Items from a data source:
········
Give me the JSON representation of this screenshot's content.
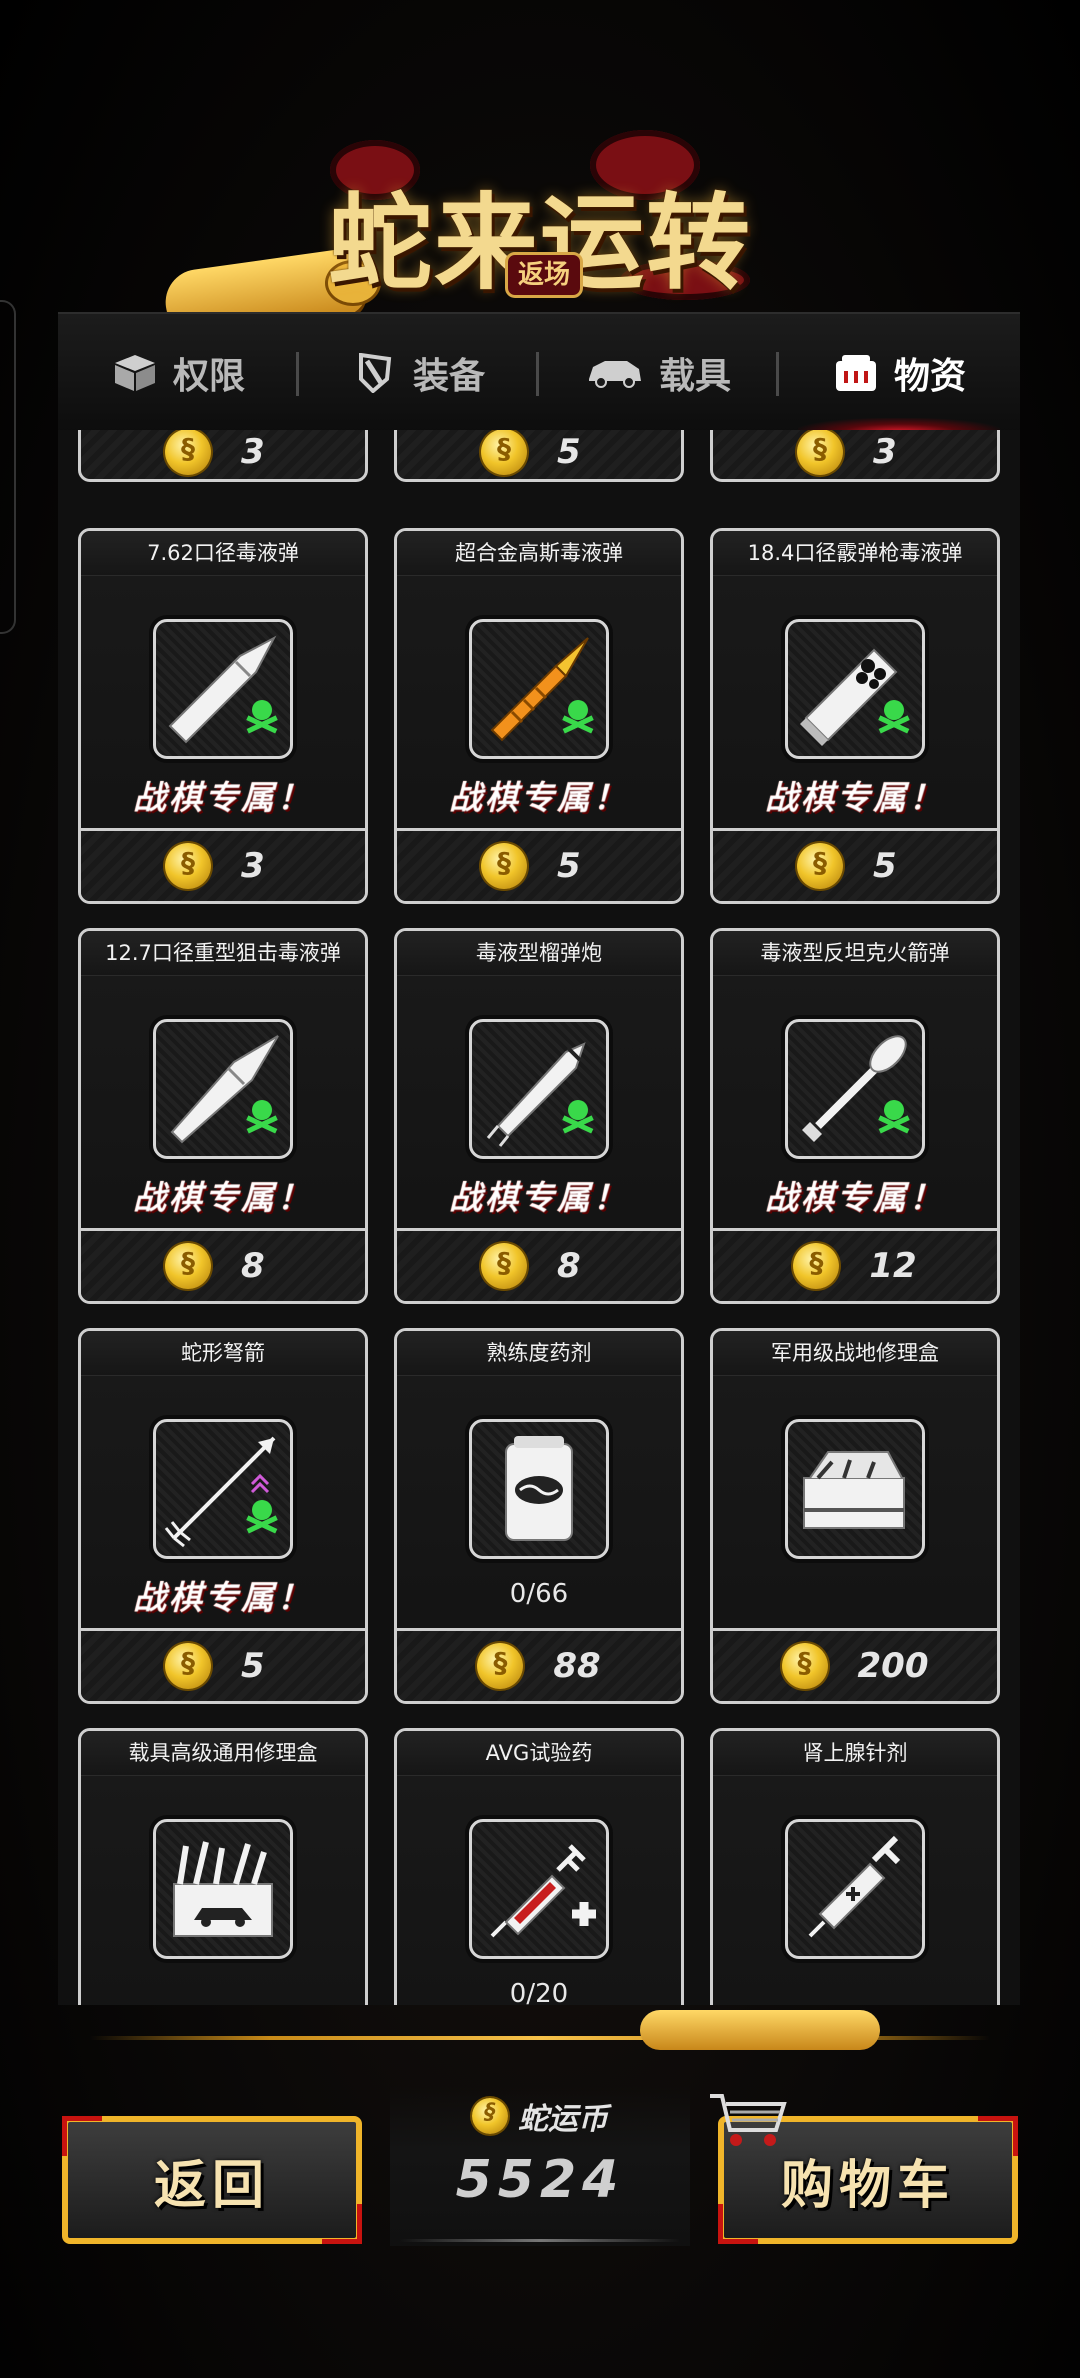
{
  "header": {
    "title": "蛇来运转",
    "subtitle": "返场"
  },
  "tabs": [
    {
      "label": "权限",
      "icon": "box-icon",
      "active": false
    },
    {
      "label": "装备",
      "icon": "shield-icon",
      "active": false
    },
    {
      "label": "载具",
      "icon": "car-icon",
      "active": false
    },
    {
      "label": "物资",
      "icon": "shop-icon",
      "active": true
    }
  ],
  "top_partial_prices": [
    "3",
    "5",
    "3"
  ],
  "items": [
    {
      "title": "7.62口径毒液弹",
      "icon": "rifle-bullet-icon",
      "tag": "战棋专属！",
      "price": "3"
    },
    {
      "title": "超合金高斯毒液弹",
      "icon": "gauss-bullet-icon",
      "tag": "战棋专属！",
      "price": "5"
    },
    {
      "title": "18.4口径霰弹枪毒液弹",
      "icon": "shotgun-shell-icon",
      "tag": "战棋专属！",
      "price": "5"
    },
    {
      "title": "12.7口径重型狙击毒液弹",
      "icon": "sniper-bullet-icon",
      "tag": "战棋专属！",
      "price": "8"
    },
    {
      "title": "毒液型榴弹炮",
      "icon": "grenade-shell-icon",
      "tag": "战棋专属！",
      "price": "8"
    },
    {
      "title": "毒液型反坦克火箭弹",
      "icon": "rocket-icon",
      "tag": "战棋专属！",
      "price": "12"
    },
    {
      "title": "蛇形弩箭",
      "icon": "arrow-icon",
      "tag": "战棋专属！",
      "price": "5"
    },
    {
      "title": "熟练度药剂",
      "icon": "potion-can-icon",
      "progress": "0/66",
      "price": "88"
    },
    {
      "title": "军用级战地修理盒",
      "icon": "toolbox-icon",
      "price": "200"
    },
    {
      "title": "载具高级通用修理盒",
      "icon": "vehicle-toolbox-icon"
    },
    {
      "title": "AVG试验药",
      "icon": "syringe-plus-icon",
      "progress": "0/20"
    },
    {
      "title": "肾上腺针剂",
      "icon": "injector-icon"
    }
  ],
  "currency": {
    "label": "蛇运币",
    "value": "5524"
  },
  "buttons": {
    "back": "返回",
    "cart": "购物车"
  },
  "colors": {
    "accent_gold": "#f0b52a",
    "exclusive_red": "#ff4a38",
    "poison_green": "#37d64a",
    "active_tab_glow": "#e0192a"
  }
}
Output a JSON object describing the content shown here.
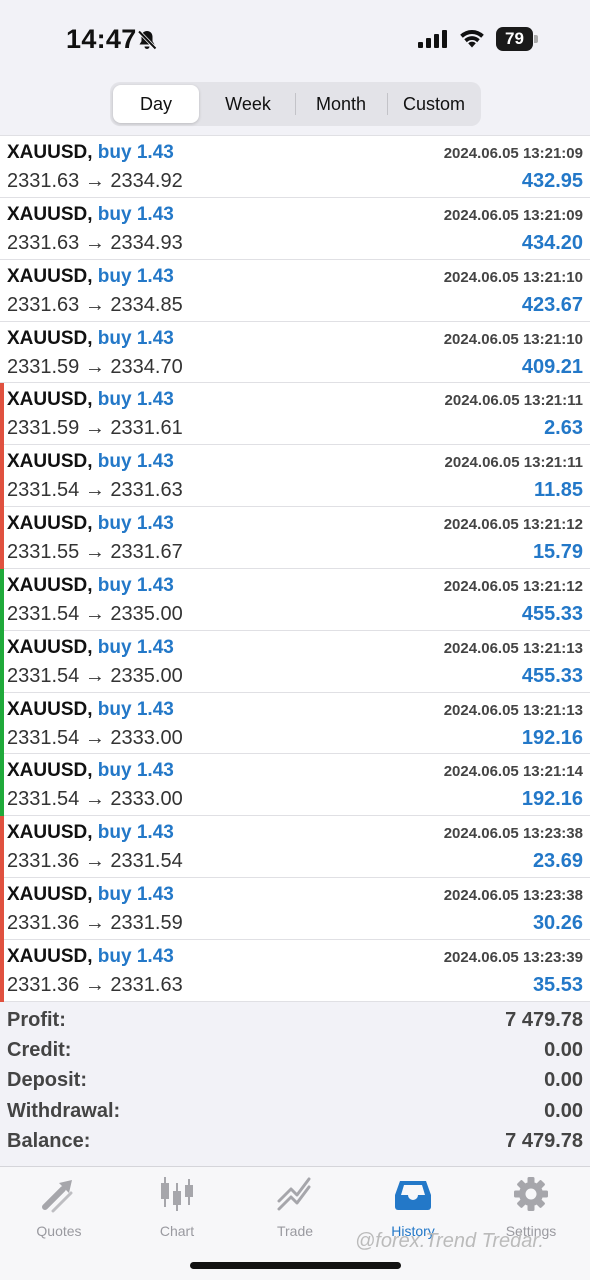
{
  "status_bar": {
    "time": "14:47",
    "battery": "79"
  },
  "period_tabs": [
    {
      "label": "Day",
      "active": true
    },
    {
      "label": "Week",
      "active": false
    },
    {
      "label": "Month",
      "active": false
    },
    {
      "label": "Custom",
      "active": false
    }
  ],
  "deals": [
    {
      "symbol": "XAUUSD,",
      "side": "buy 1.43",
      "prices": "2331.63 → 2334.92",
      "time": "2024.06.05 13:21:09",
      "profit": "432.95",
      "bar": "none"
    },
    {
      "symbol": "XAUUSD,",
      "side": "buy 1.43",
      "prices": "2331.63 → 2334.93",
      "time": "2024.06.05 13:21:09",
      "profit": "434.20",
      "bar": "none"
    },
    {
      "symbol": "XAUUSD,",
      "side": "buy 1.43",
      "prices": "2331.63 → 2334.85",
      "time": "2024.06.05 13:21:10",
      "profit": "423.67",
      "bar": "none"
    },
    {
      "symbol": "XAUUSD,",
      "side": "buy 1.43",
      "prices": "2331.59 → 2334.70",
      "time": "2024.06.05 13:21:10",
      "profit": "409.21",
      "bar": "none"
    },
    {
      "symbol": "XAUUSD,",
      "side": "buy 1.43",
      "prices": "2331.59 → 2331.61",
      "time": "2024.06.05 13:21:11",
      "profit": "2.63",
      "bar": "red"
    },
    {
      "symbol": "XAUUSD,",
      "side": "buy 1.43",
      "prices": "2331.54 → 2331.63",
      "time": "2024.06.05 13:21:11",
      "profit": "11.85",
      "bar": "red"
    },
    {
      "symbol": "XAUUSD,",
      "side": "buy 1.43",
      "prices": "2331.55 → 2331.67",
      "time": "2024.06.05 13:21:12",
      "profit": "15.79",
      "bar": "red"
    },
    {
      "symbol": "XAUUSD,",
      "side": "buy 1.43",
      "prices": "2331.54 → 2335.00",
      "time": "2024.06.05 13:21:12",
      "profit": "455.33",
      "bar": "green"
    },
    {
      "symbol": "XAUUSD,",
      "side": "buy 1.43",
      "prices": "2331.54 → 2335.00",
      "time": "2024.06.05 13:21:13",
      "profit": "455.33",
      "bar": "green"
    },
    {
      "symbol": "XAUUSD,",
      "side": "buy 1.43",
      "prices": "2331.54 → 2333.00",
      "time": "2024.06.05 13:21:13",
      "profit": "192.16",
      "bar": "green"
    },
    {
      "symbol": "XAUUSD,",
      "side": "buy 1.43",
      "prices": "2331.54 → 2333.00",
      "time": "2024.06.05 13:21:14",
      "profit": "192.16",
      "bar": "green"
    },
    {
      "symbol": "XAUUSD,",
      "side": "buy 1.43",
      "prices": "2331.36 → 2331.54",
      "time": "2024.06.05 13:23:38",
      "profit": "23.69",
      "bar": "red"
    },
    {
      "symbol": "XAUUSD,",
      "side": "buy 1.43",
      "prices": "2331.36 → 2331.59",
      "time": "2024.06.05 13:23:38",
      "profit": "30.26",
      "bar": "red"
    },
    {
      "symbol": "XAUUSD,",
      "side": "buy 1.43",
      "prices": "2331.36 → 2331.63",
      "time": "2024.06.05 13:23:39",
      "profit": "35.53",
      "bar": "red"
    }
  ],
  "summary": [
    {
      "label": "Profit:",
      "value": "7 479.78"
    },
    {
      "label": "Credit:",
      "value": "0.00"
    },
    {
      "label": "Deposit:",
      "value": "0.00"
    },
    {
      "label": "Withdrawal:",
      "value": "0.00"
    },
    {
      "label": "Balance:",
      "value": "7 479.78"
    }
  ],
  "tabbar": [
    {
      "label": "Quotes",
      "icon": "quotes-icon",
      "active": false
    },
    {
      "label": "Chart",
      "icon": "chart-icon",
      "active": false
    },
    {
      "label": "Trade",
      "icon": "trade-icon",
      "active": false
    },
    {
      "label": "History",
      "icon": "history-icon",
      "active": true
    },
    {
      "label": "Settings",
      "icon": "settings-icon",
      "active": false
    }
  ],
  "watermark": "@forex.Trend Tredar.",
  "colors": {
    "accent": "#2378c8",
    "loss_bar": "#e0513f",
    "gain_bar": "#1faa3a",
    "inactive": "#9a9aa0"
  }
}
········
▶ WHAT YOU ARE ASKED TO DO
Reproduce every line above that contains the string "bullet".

▶ ANSWER BELOW
      "icon": "rifle-bullet-icon",
      "icon": "gauss-bullet-icon",
      "icon": "sniper-bullet-icon",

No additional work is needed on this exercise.